**WHAT YOU HAVE TO DO**
From the listing below, copy every line with the word "placeholder".

Start of PROVIDED RECORDS

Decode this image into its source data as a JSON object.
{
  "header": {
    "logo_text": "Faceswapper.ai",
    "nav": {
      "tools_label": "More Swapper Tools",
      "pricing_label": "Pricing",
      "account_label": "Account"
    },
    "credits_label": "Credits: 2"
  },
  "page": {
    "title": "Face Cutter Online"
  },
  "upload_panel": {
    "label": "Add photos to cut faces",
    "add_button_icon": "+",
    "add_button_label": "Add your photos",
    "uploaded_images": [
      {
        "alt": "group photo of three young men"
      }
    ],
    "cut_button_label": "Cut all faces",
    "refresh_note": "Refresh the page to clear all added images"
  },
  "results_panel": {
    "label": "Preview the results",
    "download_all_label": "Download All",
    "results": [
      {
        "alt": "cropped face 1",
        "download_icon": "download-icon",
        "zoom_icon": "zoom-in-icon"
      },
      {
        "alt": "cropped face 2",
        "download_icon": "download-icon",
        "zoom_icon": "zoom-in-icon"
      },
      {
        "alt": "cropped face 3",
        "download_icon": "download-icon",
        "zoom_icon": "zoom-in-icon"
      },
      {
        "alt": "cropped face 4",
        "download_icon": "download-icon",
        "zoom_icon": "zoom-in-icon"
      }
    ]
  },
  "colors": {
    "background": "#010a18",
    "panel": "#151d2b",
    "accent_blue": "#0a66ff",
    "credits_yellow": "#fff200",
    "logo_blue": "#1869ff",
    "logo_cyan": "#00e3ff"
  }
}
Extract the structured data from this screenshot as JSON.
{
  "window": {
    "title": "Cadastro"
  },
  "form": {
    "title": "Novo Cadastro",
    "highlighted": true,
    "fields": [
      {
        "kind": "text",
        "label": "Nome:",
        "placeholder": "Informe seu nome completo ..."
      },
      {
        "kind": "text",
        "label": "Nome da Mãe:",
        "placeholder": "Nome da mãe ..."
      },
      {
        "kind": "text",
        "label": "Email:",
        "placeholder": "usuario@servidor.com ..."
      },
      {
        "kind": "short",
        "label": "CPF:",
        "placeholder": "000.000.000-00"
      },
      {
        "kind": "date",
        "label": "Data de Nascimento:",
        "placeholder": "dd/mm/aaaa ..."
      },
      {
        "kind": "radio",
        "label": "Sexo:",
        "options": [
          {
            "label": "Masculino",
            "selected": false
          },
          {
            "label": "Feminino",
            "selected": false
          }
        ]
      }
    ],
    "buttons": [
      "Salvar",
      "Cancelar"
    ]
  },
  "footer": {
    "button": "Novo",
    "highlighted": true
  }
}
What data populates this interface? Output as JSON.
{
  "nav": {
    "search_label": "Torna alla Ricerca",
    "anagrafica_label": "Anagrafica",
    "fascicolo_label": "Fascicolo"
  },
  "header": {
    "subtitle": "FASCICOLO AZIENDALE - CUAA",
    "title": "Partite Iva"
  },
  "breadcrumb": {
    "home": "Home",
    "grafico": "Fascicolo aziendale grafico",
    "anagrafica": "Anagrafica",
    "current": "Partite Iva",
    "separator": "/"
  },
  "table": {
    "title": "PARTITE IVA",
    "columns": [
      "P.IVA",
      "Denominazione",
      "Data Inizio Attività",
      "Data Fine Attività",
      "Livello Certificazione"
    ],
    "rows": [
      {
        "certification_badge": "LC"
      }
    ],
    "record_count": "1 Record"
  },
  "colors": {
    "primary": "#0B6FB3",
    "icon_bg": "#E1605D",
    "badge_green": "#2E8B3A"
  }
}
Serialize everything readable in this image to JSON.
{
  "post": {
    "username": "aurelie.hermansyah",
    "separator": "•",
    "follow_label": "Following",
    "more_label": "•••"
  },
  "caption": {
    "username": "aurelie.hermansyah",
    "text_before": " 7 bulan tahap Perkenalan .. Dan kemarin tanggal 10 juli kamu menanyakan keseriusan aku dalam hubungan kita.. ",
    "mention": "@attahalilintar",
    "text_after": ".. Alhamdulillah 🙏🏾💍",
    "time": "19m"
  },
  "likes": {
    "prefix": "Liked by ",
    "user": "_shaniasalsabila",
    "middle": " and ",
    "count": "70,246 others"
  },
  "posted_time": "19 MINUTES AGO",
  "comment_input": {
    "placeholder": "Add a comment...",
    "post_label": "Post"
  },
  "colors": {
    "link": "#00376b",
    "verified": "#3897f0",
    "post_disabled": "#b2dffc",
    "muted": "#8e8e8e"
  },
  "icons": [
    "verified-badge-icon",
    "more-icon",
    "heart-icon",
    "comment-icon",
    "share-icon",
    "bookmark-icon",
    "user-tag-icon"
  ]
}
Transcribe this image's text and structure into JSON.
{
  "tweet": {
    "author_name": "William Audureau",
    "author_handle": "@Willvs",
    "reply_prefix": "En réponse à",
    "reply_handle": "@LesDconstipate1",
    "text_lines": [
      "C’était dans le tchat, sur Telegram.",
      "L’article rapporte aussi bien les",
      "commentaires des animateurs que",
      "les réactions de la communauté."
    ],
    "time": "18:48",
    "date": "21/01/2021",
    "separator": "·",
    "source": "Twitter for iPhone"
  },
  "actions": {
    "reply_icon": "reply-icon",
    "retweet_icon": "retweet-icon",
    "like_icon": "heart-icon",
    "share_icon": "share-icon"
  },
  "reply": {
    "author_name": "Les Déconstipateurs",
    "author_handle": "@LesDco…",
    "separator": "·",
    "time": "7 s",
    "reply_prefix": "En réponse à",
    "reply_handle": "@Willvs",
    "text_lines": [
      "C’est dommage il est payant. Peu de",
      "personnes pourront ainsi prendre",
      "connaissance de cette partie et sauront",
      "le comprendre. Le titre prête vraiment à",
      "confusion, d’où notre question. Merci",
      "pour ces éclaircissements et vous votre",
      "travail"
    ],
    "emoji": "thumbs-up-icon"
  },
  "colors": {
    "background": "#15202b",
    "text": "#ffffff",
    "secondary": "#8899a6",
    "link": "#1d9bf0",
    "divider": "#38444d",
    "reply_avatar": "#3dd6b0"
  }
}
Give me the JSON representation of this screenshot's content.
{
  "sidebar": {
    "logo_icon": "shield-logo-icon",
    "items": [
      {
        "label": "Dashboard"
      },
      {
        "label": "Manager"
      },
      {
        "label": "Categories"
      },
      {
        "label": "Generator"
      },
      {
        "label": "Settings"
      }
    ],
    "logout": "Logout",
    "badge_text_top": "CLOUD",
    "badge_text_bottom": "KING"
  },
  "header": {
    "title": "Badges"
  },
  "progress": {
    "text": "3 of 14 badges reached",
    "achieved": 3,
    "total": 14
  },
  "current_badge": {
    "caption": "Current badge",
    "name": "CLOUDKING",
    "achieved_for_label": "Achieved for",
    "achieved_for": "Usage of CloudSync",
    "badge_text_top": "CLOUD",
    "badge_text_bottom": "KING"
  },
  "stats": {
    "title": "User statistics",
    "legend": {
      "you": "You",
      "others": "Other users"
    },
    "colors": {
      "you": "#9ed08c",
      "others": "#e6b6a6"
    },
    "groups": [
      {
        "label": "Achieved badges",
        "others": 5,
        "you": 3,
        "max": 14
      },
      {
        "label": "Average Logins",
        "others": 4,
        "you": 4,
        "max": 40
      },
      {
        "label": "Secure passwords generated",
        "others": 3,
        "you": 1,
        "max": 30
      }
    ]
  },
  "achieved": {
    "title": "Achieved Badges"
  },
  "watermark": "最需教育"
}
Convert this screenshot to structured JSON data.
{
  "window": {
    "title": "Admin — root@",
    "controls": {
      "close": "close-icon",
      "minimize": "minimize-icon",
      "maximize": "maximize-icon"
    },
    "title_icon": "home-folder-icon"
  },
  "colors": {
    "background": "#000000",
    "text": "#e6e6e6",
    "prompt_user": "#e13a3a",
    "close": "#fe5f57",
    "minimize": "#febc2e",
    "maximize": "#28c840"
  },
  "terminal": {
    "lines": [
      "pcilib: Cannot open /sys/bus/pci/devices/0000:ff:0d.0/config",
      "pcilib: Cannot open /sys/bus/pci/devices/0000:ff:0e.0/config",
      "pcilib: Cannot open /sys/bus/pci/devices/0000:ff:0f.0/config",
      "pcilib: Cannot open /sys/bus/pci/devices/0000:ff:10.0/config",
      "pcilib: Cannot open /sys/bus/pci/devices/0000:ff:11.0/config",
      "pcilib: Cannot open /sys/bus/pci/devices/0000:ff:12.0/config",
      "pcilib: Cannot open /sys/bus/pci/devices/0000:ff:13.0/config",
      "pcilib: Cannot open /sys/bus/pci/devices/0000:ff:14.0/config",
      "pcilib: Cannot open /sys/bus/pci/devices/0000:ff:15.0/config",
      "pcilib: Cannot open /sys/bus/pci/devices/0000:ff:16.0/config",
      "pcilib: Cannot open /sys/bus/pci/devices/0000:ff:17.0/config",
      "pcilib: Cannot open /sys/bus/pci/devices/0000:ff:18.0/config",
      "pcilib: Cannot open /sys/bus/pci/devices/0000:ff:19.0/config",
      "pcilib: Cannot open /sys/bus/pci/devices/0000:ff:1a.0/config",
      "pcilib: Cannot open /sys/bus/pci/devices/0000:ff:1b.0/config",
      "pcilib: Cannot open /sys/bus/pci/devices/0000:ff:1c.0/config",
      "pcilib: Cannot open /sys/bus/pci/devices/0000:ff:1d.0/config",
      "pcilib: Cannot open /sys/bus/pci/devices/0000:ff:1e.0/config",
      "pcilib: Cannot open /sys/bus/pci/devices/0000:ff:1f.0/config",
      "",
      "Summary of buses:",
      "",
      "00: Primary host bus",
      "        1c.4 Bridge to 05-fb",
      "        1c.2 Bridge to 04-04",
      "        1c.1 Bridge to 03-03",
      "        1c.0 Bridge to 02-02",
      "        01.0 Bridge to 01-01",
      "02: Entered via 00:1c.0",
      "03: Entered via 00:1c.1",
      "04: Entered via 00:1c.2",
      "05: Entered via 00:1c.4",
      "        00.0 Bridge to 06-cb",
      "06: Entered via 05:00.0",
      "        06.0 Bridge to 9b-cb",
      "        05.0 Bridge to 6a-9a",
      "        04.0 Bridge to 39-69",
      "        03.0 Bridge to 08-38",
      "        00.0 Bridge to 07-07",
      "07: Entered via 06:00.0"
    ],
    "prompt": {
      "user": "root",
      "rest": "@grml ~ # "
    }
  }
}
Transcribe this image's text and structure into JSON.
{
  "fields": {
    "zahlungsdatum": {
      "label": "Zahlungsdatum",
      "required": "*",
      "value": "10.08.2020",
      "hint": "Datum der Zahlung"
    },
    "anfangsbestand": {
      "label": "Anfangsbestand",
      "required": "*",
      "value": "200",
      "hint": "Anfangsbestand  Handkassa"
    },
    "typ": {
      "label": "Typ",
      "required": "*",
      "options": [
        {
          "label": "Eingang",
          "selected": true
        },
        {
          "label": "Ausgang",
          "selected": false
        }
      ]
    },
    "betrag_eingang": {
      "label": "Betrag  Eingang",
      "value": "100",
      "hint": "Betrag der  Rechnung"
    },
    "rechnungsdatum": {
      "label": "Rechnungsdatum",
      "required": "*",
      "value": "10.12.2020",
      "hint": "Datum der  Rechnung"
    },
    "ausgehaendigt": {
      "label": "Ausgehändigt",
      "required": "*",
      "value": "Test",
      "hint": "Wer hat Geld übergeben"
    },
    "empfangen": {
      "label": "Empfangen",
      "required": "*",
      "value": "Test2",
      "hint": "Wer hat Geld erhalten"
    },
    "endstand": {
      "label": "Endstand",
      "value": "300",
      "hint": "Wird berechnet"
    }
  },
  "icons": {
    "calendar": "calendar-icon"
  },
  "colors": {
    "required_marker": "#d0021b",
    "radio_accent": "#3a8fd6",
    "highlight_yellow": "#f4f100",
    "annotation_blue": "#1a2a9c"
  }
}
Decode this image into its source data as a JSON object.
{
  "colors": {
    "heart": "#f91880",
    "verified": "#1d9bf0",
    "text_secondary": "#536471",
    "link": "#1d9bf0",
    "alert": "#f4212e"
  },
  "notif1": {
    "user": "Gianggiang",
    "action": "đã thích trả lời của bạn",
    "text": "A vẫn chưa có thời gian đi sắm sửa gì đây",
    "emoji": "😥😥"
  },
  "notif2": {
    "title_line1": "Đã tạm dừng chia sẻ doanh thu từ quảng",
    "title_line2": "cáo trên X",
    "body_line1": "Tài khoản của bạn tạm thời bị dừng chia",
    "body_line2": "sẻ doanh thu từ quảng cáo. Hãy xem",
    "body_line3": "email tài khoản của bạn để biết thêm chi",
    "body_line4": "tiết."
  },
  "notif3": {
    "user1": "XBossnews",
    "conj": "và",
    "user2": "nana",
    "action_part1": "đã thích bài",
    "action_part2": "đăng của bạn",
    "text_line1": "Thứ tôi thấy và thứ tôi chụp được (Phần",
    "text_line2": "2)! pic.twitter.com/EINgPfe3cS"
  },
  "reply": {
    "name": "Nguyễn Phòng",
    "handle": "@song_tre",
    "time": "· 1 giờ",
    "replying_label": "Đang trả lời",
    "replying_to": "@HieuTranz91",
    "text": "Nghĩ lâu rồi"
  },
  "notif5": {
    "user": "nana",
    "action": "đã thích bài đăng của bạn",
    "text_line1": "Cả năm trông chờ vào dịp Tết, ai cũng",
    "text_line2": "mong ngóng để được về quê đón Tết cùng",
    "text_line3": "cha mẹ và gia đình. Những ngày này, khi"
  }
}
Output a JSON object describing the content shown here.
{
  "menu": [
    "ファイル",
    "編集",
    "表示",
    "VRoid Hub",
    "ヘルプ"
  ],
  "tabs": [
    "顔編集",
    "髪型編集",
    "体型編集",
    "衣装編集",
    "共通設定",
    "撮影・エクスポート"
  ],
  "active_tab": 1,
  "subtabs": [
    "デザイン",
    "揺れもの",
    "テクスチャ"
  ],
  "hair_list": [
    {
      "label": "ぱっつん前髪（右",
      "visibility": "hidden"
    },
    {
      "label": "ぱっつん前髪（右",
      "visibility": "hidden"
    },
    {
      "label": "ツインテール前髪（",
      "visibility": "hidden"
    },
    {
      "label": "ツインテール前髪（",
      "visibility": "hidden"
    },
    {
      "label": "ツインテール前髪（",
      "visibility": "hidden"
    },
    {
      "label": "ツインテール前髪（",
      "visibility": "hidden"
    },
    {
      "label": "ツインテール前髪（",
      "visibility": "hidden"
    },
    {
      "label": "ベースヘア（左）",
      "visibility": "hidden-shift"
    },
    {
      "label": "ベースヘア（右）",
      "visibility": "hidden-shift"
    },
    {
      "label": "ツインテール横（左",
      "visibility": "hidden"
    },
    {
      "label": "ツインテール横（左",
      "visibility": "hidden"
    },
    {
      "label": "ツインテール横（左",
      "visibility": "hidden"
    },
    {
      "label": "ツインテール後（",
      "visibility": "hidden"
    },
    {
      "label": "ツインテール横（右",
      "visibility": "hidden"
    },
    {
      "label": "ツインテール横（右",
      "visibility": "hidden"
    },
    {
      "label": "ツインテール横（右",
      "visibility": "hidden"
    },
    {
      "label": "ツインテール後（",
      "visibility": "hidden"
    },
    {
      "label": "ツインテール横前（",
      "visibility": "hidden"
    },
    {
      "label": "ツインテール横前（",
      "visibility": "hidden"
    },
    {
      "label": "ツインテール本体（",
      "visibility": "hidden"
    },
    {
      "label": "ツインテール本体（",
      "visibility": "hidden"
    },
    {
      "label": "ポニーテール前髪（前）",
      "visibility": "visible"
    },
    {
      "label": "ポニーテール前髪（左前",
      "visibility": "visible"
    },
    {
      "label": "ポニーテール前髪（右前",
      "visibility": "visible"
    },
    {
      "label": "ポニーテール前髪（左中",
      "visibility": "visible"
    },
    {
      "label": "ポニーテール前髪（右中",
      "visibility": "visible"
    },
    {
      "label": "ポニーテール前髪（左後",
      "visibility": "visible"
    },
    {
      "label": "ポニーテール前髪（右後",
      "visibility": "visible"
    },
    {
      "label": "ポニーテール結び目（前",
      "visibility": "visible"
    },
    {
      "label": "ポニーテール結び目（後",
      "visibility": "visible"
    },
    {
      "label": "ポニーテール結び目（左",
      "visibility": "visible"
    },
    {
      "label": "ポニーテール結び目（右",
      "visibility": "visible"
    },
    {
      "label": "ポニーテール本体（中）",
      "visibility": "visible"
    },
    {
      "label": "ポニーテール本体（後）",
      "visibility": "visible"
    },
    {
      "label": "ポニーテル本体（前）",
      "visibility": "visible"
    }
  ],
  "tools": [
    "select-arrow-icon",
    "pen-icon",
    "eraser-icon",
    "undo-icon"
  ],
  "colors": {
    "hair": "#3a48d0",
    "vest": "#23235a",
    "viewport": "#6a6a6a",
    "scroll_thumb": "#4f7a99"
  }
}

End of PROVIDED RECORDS

**FINISHED TASK**
        "placeholder": "Informe seu nome completo ..."
        "placeholder": "Nome da mãe ..."
        "placeholder": "usuario@servidor.com ..."
        "placeholder": "000.000.000-00"
        "placeholder": "dd/mm/aaaa ..."
    "placeholder": "Add a comment...",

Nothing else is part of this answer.